“I came to the Family Support Centre in Tari after I was raped by an unknown man, a driver. I had nowhere to go. I was too scared to go to my family and also I was afraid that I may fall pregnant or have potentially contracted an STI or HIV.”

The experience of this 18 year-old survivor is, sadly, not a rare occurrence among young girls and women in Tari, Hela Province. Displaced by tribal fights and the Highland’s earthquake in 2018, these women were vulnerable to gender-based and sexual violence. 

The Family Support Centre (FSC), run by the Hela Provincial Health Authority, provides specialist medical and psychological care to survivors of sexual and gender-based violence. However, the support provided by the team is dependent on supplies of essential equipment and medicines and this supply can be inconsistent. 

According to the FSC manager Sr. Clare Lembo, there were many occasions when she and her team had to send victims of sexual violence home without proper care simply because they there was no stock.

“In the past, we sent patients home because of no drug supply and no testing kits. The result was that many patients did not want to come to the FSC.” 

Post-exposure prophylaxis, or PEP, must be administered within 72 hours of potential exposure to HIV to prevent infection. A lack of these medicines, and of other testing kits for pregnancy or sexually transmitted infections, puts women and girls at risk. 

Through its humanitarian response programme, UNFPA, in partnership with the Government of Papua New Guinea, UN agencies, NGOs and other partners, has provided the FSC in Tari with Reproductive Health Kits, which include PEP, STI testing and treatment, and HIV and pregnancy testing. 

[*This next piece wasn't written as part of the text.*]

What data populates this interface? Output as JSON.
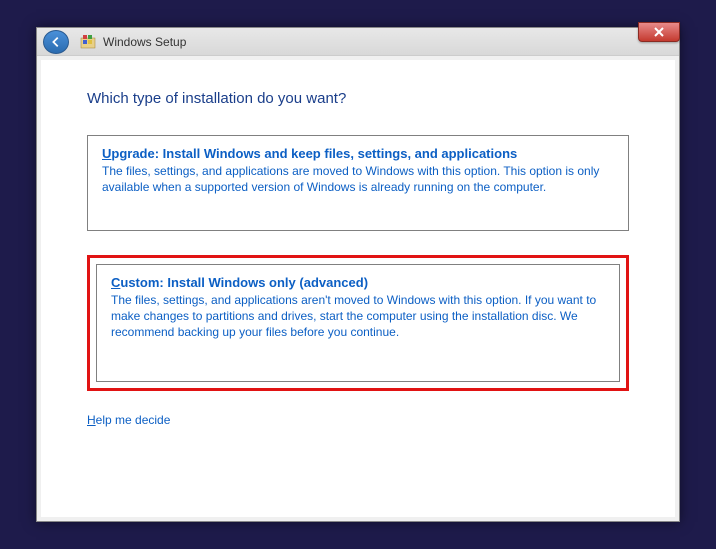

Sr Clare reports that following the provision of the kits, the team is reaching out to more survivors in the community and more survivors are now coming to the FSC. 

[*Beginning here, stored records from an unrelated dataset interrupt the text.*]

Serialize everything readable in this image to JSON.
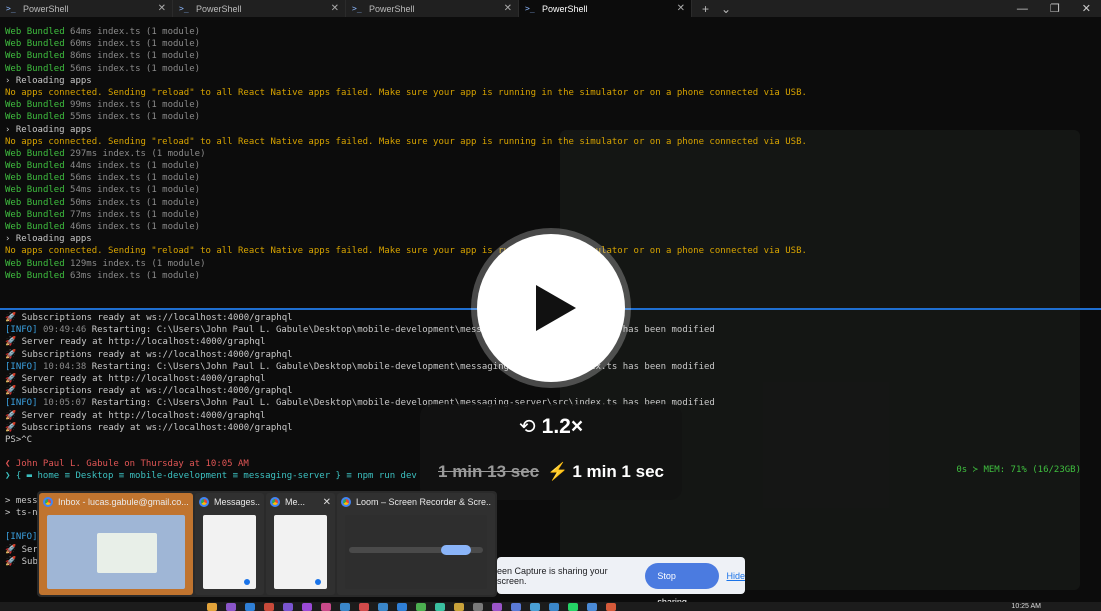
{
  "tabs": [
    {
      "title": "PowerShell",
      "active": false
    },
    {
      "title": "PowerShell",
      "active": false
    },
    {
      "title": "PowerShell",
      "active": false
    },
    {
      "title": "PowerShell",
      "active": true
    }
  ],
  "tab_actions": {
    "new_tab": "+",
    "dropdown": "⌄"
  },
  "window_controls": {
    "minimize": "—",
    "maximize": "❐",
    "close": "✕"
  },
  "pane1_lines": [
    {
      "k": "web",
      "a": "Web",
      "b": "Bundled",
      "c": "64ms index.ts (1 module)"
    },
    {
      "k": "web",
      "a": "Web",
      "b": "Bundled",
      "c": "60ms index.ts (1 module)"
    },
    {
      "k": "web",
      "a": "Web",
      "b": "Bundled",
      "c": "86ms index.ts (1 module)"
    },
    {
      "k": "web",
      "a": "Web",
      "b": "Bundled",
      "c": "56ms index.ts (1 module)"
    },
    {
      "k": "reload",
      "t": "› Reloading apps"
    },
    {
      "k": "warn",
      "t": "No apps connected. Sending \"reload\" to all React Native apps failed. Make sure your app is running in the simulator or on a phone connected via USB."
    },
    {
      "k": "web",
      "a": "Web",
      "b": "Bundled",
      "c": "99ms index.ts (1 module)"
    },
    {
      "k": "web",
      "a": "Web",
      "b": "Bundled",
      "c": "55ms index.ts (1 module)"
    },
    {
      "k": "reload",
      "t": "› Reloading apps"
    },
    {
      "k": "warn",
      "t": "No apps connected. Sending \"reload\" to all React Native apps failed. Make sure your app is running in the simulator or on a phone connected via USB."
    },
    {
      "k": "web",
      "a": "Web",
      "b": "Bundled",
      "c": "297ms index.ts (1 module)"
    },
    {
      "k": "web",
      "a": "Web",
      "b": "Bundled",
      "c": "44ms index.ts (1 module)"
    },
    {
      "k": "web",
      "a": "Web",
      "b": "Bundled",
      "c": "56ms index.ts (1 module)"
    },
    {
      "k": "web",
      "a": "Web",
      "b": "Bundled",
      "c": "54ms index.ts (1 module)"
    },
    {
      "k": "web",
      "a": "Web",
      "b": "Bundled",
      "c": "50ms index.ts (1 module)"
    },
    {
      "k": "web",
      "a": "Web",
      "b": "Bundled",
      "c": "77ms index.ts (1 module)"
    },
    {
      "k": "web",
      "a": "Web",
      "b": "Bundled",
      "c": "46ms index.ts (1 module)"
    },
    {
      "k": "reload",
      "t": "› Reloading apps"
    },
    {
      "k": "warn",
      "t": "No apps connected. Sending \"reload\" to all React Native apps failed. Make sure your app is running in the simulator or on a phone connected via USB."
    },
    {
      "k": "web",
      "a": "Web",
      "b": "Bundled",
      "c": "129ms index.ts (1 module)"
    },
    {
      "k": "web",
      "a": "Web",
      "b": "Bundled",
      "c": "63ms index.ts (1 module)"
    }
  ],
  "pane2_lines": [
    {
      "k": "rocket",
      "t": "Subscriptions ready at ws://localhost:4000/graphql"
    },
    {
      "k": "info",
      "tag": "[INFO]",
      "time": "09:49:46",
      "t": "Restarting: C:\\Users\\John Paul L. Gabule\\Desktop\\mobile-development\\messaging-server\\src\\index.ts has been modified"
    },
    {
      "k": "rocket",
      "t": "Server ready at http://localhost:4000/graphql"
    },
    {
      "k": "rocket",
      "t": "Subscriptions ready at ws://localhost:4000/graphql"
    },
    {
      "k": "info",
      "tag": "[INFO]",
      "time": "10:04:38",
      "t": "Restarting: C:\\Users\\John Paul L. Gabule\\Desktop\\mobile-development\\messaging-server\\src\\index.ts has been modified"
    },
    {
      "k": "rocket",
      "t": "Server ready at http://localhost:4000/graphql"
    },
    {
      "k": "rocket",
      "t": "Subscriptions ready at ws://localhost:4000/graphql"
    },
    {
      "k": "info",
      "tag": "[INFO]",
      "time": "10:05:07",
      "t": "Restarting: C:\\Users\\John Paul L. Gabule\\Desktop\\mobile-development\\messaging-server\\src\\index.ts has been modified"
    },
    {
      "k": "rocket",
      "t": "Server ready at http://localhost:4000/graphql"
    },
    {
      "k": "rocket",
      "t": "Subscriptions ready at ws://localhost:4000/graphql"
    },
    {
      "k": "plain",
      "t": "PS>^C"
    },
    {
      "k": "blank",
      "t": ""
    },
    {
      "k": "user",
      "t": "❮ John Paul L. Gabule on Thursday at 10:05 AM"
    },
    {
      "k": "prompt",
      "t": "❯ { ▬ home ≡ Desktop ≡ mobile-development ≡ messaging-server } ≡ npm run dev"
    },
    {
      "k": "blank",
      "t": ""
    },
    {
      "k": "plain",
      "t": "> messaging-server@1.0.0 dev"
    },
    {
      "k": "plain",
      "t": "> ts-node-dev src/index.ts"
    },
    {
      "k": "blank",
      "t": ""
    },
    {
      "k": "info",
      "tag": "[INFO]",
      "time": "",
      "t": ""
    },
    {
      "k": "rocket",
      "t": "Server ready at http://localhost:4000/graphql"
    },
    {
      "k": "rocket",
      "t": "Subscriptions ready at ws://localhost:4000/graphql"
    }
  ],
  "mem_status": "0s ≻ MEM: 71% (16/23GB)",
  "player": {
    "speed": "1.2×",
    "original_duration": "1 min 13 sec",
    "new_duration": "1 min 1 sec"
  },
  "thumbnails": [
    {
      "title": "Inbox - lucas.gabule@gmail.co...",
      "kind": "mail",
      "hover": true
    },
    {
      "title": "Messages...",
      "kind": "page",
      "hover": false
    },
    {
      "title": "Me...",
      "kind": "page",
      "hover": false,
      "close": "✕"
    },
    {
      "title": "Loom – Screen Recorder & Scre...",
      "kind": "loom",
      "hover": false
    }
  ],
  "sharebar": {
    "message": "een Capture is sharing your screen.",
    "stop_label": "Stop sharing",
    "hide_label": "Hide"
  },
  "taskbar": {
    "clock": "10:25 AM",
    "icon_colors": [
      "#e3a33a",
      "#8a55c9",
      "#2f7fd6",
      "#c84a3a",
      "#7a55d0",
      "#9b4ad6",
      "#c94a8a",
      "#3a86c9",
      "#d24a4a",
      "#3a86c9",
      "#2f7fd6",
      "#4caf50",
      "#3ac0a0",
      "#c9a23a",
      "#7a7a7a",
      "#9b55c9",
      "#5a7ad6",
      "#4aa0d6",
      "#3a86c9",
      "#25d366",
      "#4a8ad6",
      "#d65a3a"
    ]
  }
}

The FSC was also supported with Dignity Kits, a pack including reusable pads, soap, and other hygiene products that assists displaced women and girls maintain good menstrual hygiene. Women and girls in the remotest parts of Hela have received these kits through the establishment of seven FSC’s made possible by the initial provision of kits by UNFPA.

The centres are now established at Koroba and Magarima District Hospitals, in addition to health centres in Komo, Walete, Pureni, and Kopiako. 

“Women and girls can now maintain proper hygiene by using reusable pads instead of rags. These are also cost effective and they feel really comfortable” continued Sr. Clare.c“Some mothers with gynecological problems were ecstatic when they started using the pads. They also said that STI treatments have helped them alot.”

In 2021 alone, 4,186 sexual and gender based violence survivors have been reached and treated among the seven FSCs through the provision of Reproductive Health Kits and Dignitity Kits

The rape survivor commenced on PEP, CEP and STI treatment and was tested negative for HIV and managed to have her regular menstuation again. 

“FSC is providing the best service yet and I know there are others just like me in the communities and I will share my experience with them so they can come and get help as well.“